Page:A Mainsail Haul - Masefield - 1913.djvu/102
90 A MAINSAIL HAUL
(who perhaps feared a relapse) gave him the com- mand of a fine fly-boat, and sent him to sea to carry wool and wine.
He did not succeed as a sea-captain. Aboard that Holland fly-boat there was "barratry of the master and mate," if nothing* worse, so that she did not pay for her tar and tallow. The pay of a sea-captain was small, and the proud heart of Jennings did not like the reproofs of his employers. The fly-boat was • strongly built, and no doubt carried half-a-dozen quick-firing guns. Jennings waited for a good opportunity, corrupted the hearts of his sailors, and then ran away with ship, crew, and furniture, to try the fortune of the sea once more, " on the bonny coasts of Barbary." As he steered south, he sighted a Spanish caravel.

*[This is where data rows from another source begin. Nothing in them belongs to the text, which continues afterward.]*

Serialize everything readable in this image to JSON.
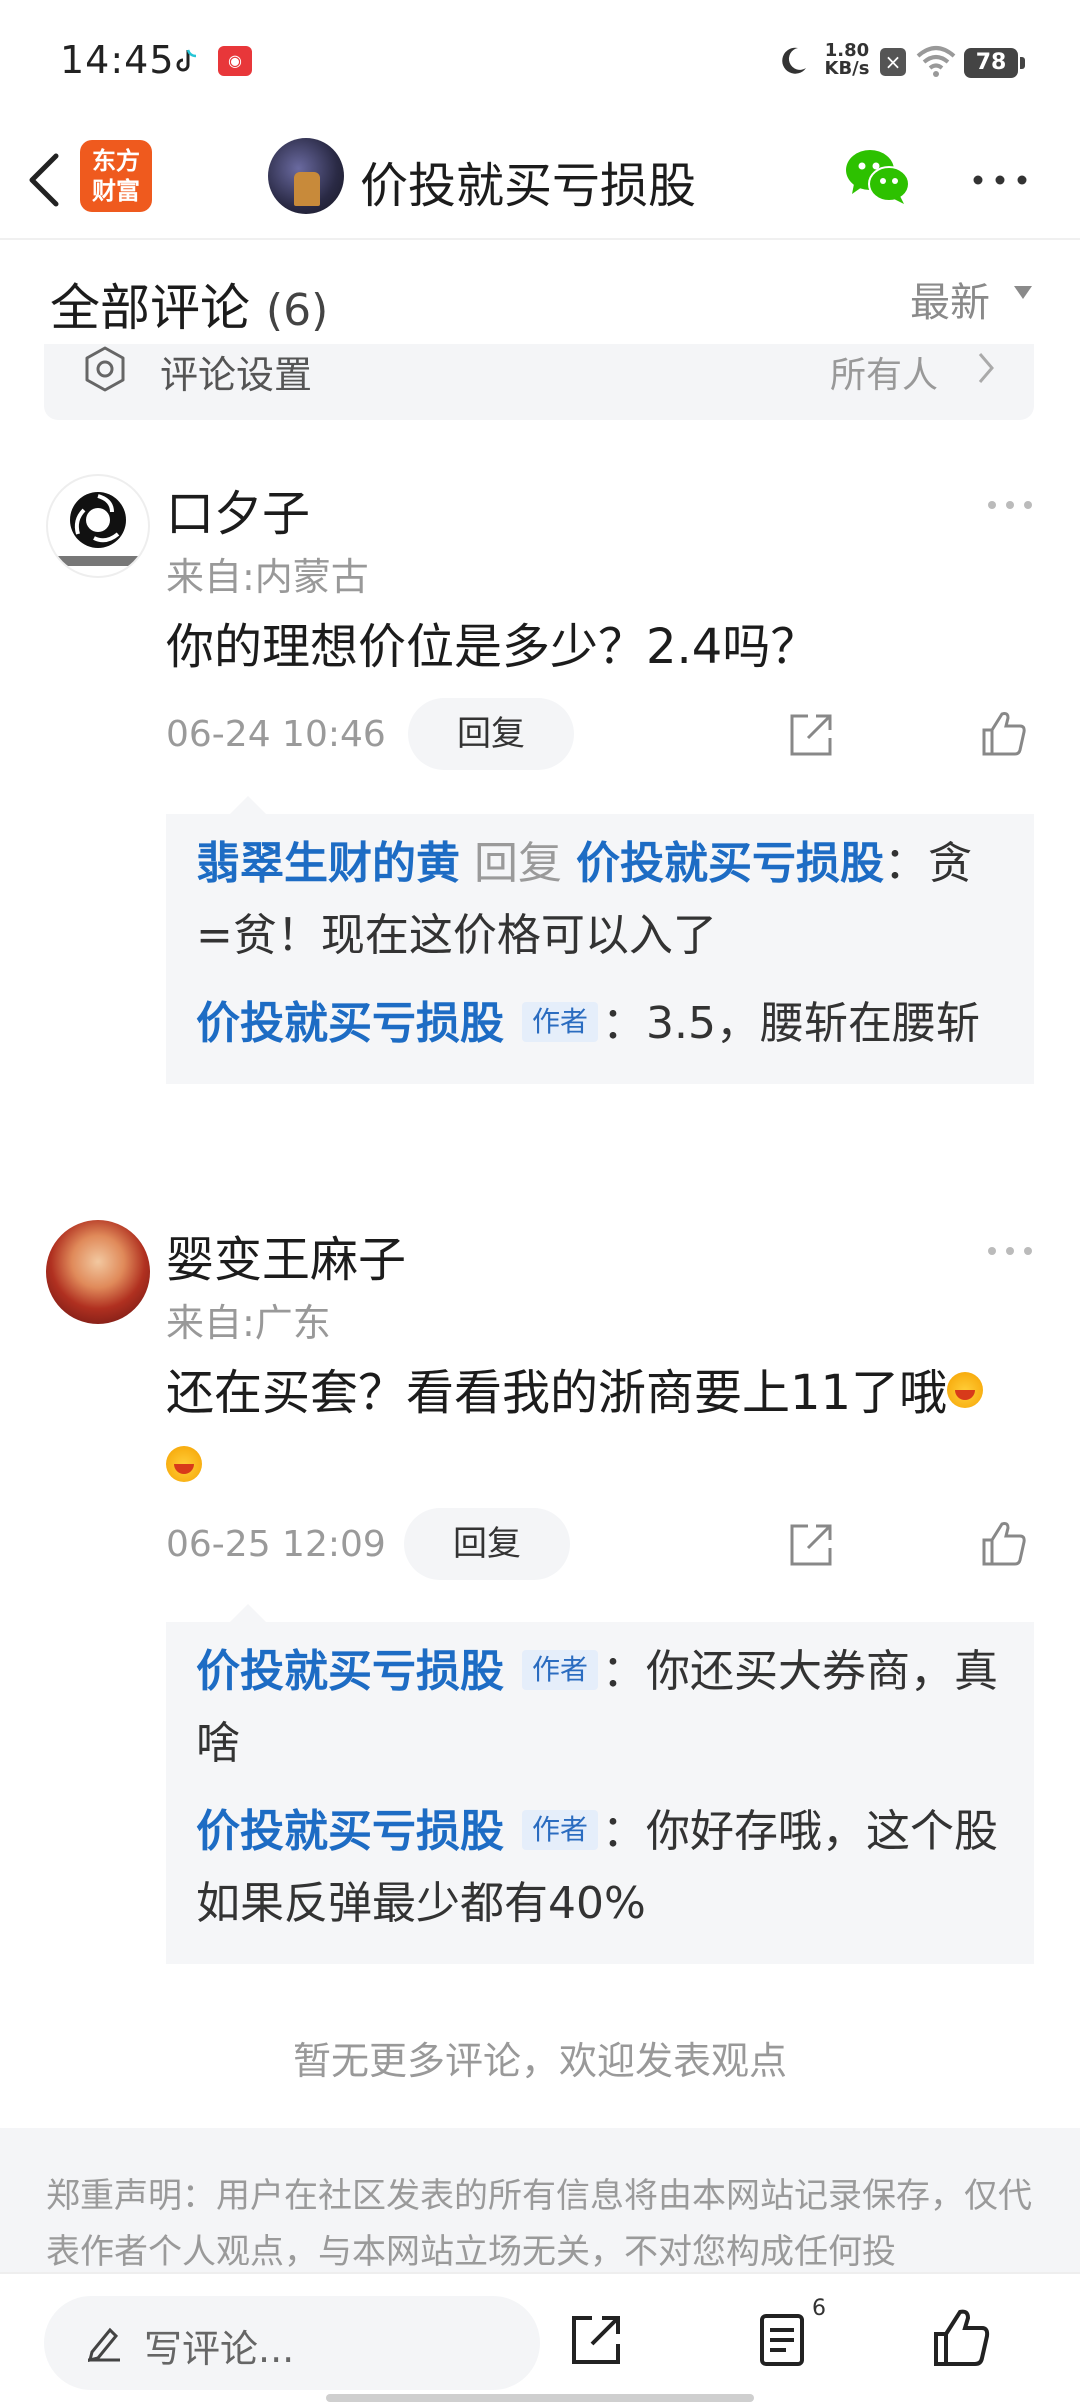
{
  "status_bar": {
    "time": "14:45",
    "net_speed_value": "1.80",
    "net_speed_unit": "KB/s",
    "battery": "78",
    "icons": [
      "tiktok-icon",
      "app-notification-icon",
      "moon-icon",
      "no-sim-icon",
      "wifi-icon",
      "battery-icon"
    ]
  },
  "header": {
    "logo_line1": "东方",
    "logo_line2": "财富",
    "title": "价投就买亏损股"
  },
  "comments_section": {
    "title": "全部评论",
    "count": "(6)",
    "sort": "最新",
    "settings_label": "评论设置",
    "settings_value": "所有人"
  },
  "comments": [
    {
      "username": "口夕子",
      "location": "来自:内蒙古",
      "text": "你的理想价位是多少？2.4吗？",
      "time": "06-24 10:46",
      "reply_label": "回复",
      "replies": [
        {
          "name": "翡翠生财的黄",
          "verb": "回复",
          "target": "价投就买亏损股",
          "text": "：贪=贫！现在这价格可以入了"
        },
        {
          "name": "价投就买亏损股",
          "tag": "作者",
          "text": "：3.5，腰斩在腰斩"
        }
      ]
    },
    {
      "username": "婴变王麻子",
      "location": "来自:广东",
      "text": "还在买套？看看我的浙商要上11了哦",
      "time": "06-25 12:09",
      "reply_label": "回复",
      "replies": [
        {
          "name": "价投就买亏损股",
          "tag": "作者",
          "text": "：你还买大券商，真啥"
        },
        {
          "name": "价投就买亏损股",
          "tag": "作者",
          "text": "：你好存哦，这个股如果反弹最少都有40%"
        }
      ]
    }
  ],
  "no_more": "暂无更多评论，欢迎发表观点",
  "disclaimer": "郑重声明：用户在社区发表的所有信息将由本网站记录保存，仅代表作者个人观点，与本网站立场无关，不对您构成任何投",
  "bottom_bar": {
    "write_placeholder": "写评论...",
    "comment_count": "6"
  },
  "colors": {
    "brand_orange": "#ef5a1e",
    "link_blue": "#1d6cc4",
    "wechat_green": "#2dc100"
  }
}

He fired his little guns into her, laid her aboard, and made her his prize. Then he sailed on again, till he reached the Barbary coast.

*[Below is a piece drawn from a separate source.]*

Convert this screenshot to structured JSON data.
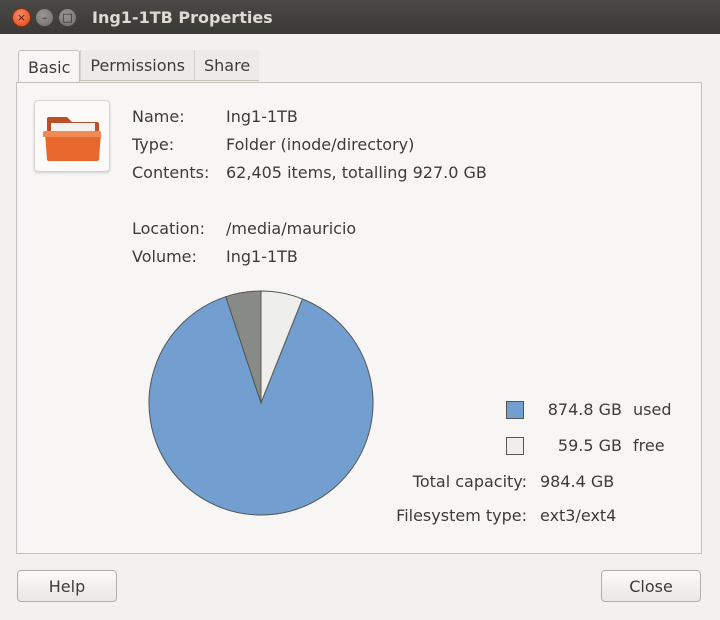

As soon as he arrived at Safi he was seized by the Dey and flung into prison ; where he found other English pirates, waiting for the bowstring or the galleys, to tell him the reason for this harsh reception. The pirates had agreed with the Dey,